» **DATA SECTION**:
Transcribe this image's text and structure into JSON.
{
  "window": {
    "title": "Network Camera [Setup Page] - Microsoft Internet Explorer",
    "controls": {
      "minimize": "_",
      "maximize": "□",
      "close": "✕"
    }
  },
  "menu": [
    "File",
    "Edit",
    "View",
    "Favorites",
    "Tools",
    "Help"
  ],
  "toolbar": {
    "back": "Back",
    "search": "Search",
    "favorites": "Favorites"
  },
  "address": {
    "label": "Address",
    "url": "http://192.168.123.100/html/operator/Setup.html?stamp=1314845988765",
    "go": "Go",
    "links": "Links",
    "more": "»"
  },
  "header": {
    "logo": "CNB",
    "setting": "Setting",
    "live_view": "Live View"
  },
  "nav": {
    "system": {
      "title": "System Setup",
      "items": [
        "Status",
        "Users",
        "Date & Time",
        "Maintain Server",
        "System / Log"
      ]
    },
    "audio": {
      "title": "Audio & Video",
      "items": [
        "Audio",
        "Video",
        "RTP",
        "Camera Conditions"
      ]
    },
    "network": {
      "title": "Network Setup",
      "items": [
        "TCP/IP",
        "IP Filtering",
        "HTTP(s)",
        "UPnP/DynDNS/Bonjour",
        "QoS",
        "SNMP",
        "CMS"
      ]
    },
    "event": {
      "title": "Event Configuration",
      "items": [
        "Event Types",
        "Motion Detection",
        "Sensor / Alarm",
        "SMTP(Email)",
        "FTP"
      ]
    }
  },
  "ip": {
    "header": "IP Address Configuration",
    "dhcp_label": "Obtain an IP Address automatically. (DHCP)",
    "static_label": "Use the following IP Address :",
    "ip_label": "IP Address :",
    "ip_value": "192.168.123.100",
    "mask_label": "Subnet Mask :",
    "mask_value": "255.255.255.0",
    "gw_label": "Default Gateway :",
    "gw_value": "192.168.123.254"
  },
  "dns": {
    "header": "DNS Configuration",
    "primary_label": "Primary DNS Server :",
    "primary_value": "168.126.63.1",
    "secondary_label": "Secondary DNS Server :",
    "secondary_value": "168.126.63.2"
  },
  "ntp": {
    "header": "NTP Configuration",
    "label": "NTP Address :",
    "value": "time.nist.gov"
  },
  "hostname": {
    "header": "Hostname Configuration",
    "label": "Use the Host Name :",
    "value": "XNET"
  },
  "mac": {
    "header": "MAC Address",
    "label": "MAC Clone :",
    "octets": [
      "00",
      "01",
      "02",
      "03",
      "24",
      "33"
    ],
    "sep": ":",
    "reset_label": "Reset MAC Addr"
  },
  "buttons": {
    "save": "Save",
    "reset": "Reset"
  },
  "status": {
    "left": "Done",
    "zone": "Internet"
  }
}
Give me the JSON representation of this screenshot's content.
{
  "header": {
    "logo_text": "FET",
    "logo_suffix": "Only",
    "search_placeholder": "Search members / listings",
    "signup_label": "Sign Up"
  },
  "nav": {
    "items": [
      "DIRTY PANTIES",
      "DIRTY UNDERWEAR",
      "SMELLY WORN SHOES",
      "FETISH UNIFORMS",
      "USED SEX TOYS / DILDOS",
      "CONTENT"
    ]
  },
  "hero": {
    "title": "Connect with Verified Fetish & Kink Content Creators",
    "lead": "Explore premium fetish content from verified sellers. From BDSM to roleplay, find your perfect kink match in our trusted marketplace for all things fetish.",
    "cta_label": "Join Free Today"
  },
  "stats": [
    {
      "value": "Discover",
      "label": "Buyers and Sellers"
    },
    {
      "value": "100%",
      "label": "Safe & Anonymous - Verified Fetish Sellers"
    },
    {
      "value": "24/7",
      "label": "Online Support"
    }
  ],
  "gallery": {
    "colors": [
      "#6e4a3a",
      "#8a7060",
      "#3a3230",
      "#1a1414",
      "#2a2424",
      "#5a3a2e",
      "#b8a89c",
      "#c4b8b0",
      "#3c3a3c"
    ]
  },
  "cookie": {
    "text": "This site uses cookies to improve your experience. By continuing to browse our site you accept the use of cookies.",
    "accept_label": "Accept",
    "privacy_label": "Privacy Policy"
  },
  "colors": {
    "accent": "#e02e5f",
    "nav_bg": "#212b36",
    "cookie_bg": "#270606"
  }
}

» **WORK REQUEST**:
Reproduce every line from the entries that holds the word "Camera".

» **RESPONSE**:
    "title": "Network Camera [Setup Page] - Microsoft Internet Explorer",
        "Camera Conditions"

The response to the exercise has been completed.